To get kids reading, the secret, you know, is to turn to the terrible Gruffalo
Hidden somewhere in a deep, dark wood – guarded by a quick-witted mouse and a gullible creature with “terrible claws/And terrible teeth in his terrible jaws” – is the secret to getting young children reading for pleasure. Not just a few children: we’re talking millions. And Julia Donaldson is going to tell you what it is.
In the 24 October issue, the author of The Gruffalo and former children’s laureate explains that the secret is simpler than you might imagine: utilising rhyme.
“Children love rhyme and rhythm, it’s a very natural thing,” she says. “If they are lucky, a child has probably been brought up on nursery rhymes and chants. Even if they haven’t, people tend to speak rhythmically to children, even if it’s just: ‘Go to sleep, go to sleep.’ ”
As a result, Donaldson says, children have an affinity with rhyme that can be utilised in the classroom.
“As they enjoy it, it will increase their overall enjoyment of reading and their love of and interest in language,” she says.
She explains that exploring rhyme is not just about reading it, but writing it, too. Admittedly, this is tough with younger children, but Donaldson has some tips teachers can use including the below (see the full feature for more).
“I make myself a little list of all the possible rhyme onsets,” she says. “There are so many beginnings to words – not just the alphabet but sounds like “sh” and “th” – that it can be difficult to remember them. I started giving kids an onset list like the one I would use myself. I’d get them to think of a word and then come up with a rhyme for it by going down the list and trying each sound.”
Although she is not claiming that using rhyme or performance will automatically instil a love of reading in all students, Donaldson’s use of these elements in books that have a proven track record in getting pupils reading suggests that teachers should at least give them a try. After all, 13 million children (the current sales of The Gruffalo) can’t be wrong, can they?
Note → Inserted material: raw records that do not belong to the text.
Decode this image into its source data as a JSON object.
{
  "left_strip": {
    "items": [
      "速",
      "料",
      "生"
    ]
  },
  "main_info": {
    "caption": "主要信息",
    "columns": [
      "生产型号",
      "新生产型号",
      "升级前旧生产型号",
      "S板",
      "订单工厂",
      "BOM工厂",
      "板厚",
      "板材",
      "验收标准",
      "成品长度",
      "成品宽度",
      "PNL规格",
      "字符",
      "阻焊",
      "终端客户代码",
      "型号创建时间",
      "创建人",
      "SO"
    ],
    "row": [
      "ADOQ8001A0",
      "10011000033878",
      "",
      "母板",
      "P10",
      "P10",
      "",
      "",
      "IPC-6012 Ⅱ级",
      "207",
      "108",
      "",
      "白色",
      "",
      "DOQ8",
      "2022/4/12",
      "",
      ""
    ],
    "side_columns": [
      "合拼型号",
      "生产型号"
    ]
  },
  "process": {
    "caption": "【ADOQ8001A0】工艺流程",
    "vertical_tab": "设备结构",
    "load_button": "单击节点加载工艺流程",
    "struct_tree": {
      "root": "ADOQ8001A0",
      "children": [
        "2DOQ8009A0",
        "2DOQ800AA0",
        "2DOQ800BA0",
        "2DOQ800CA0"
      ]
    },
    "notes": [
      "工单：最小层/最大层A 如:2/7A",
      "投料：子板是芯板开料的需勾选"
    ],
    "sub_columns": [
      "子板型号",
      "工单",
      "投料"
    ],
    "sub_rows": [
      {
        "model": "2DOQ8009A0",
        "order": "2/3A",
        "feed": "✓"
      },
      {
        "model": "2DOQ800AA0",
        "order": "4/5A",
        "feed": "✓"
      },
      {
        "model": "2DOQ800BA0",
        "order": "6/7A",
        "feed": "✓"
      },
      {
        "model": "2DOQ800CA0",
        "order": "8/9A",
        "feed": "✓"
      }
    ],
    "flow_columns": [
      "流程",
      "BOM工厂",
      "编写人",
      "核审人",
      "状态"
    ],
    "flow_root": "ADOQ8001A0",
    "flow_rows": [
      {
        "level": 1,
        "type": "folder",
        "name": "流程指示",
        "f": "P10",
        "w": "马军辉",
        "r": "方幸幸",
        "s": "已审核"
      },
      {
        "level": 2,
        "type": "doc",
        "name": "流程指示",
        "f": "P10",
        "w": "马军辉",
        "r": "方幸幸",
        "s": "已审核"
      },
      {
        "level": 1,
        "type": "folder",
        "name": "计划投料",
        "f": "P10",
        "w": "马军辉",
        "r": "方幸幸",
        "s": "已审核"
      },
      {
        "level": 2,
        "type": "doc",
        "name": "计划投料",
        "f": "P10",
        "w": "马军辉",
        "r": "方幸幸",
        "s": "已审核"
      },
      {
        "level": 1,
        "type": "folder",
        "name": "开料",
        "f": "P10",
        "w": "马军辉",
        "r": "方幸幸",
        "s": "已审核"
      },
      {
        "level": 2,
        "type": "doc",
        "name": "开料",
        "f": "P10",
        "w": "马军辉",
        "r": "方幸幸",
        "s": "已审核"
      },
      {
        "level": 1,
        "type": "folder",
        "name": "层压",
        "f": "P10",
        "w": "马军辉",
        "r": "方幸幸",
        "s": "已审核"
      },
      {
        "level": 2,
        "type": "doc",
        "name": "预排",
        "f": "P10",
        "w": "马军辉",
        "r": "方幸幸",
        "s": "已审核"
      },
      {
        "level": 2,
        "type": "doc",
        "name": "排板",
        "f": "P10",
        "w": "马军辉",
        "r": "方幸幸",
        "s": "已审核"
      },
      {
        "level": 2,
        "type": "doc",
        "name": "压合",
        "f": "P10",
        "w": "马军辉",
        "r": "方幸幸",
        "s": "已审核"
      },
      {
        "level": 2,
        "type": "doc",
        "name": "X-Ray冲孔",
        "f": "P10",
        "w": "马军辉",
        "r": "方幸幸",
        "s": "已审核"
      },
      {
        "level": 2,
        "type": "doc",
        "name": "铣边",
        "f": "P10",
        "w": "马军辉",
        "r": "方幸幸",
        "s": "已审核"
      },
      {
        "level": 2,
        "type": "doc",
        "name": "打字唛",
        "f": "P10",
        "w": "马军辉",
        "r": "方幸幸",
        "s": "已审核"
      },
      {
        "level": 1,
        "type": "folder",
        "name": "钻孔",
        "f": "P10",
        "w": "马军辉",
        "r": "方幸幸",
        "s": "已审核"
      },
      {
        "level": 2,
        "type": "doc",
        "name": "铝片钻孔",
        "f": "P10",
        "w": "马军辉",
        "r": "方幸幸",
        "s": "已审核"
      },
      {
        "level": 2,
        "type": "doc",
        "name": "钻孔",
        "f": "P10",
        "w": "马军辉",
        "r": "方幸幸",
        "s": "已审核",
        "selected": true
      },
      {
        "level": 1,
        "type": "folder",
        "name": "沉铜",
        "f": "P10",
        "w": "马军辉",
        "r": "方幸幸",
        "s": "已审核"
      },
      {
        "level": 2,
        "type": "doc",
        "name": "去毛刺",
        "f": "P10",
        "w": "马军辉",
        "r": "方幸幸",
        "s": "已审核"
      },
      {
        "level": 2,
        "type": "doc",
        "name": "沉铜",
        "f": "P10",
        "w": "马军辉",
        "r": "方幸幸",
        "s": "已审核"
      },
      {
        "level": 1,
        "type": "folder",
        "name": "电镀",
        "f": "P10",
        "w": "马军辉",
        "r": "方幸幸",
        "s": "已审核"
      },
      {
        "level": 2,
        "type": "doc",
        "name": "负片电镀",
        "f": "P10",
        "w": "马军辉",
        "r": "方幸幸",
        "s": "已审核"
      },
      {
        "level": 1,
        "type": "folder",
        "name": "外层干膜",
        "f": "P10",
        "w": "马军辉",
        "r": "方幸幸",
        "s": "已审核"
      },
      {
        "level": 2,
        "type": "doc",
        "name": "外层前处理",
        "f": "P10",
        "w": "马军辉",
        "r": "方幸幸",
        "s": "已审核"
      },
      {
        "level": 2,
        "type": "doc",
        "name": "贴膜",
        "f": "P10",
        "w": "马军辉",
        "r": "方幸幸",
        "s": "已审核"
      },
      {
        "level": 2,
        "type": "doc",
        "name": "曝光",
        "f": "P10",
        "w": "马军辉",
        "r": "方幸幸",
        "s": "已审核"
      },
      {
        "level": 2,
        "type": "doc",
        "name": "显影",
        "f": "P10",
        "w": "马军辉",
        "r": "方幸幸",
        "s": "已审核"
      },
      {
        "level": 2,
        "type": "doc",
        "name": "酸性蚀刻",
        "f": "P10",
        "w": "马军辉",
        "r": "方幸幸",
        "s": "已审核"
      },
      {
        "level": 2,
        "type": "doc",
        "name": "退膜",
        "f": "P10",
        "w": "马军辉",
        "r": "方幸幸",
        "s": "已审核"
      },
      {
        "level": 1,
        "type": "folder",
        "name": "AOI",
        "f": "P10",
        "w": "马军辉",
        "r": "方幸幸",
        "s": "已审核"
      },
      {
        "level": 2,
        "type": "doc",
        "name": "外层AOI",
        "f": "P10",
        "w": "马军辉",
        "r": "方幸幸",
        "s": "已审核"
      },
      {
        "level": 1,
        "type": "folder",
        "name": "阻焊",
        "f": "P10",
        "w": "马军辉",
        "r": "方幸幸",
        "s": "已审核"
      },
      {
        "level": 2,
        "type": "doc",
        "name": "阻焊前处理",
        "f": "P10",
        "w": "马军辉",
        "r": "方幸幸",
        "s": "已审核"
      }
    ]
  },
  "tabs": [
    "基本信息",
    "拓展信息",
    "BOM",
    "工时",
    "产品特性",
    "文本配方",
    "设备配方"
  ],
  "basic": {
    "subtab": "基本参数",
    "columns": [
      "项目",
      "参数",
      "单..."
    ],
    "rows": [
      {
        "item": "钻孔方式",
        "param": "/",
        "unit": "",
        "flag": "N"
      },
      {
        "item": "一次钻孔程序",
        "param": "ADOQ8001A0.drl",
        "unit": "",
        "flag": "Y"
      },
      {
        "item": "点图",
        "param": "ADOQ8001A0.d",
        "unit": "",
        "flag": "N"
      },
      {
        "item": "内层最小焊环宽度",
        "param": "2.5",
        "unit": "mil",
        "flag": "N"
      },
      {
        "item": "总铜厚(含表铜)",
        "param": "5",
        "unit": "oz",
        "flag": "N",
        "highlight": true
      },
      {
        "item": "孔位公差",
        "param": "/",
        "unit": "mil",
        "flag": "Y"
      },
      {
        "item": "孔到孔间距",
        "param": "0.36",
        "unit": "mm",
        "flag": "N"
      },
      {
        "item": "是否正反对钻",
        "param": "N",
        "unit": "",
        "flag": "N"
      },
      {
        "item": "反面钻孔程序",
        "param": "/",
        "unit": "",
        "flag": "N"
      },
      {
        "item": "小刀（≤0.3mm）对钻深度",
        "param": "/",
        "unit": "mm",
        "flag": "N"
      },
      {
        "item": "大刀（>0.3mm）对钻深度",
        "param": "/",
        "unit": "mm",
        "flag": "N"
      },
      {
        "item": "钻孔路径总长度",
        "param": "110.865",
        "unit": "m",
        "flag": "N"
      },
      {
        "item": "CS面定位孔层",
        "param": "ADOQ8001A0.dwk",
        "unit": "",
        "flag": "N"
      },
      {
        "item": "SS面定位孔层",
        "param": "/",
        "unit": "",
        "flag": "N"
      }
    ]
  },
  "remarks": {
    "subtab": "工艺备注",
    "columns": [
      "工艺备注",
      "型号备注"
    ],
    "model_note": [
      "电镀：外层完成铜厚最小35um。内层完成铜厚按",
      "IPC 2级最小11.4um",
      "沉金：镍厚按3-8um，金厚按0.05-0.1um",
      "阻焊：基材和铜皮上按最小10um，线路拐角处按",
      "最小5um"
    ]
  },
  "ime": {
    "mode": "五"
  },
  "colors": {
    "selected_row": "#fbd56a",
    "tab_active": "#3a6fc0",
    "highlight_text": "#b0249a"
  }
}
Read the full article in the 24 October edition of TES on your tablet or phone or by downloading the TES Reader app for Android or iOS. Or pick it up at all good newsagents.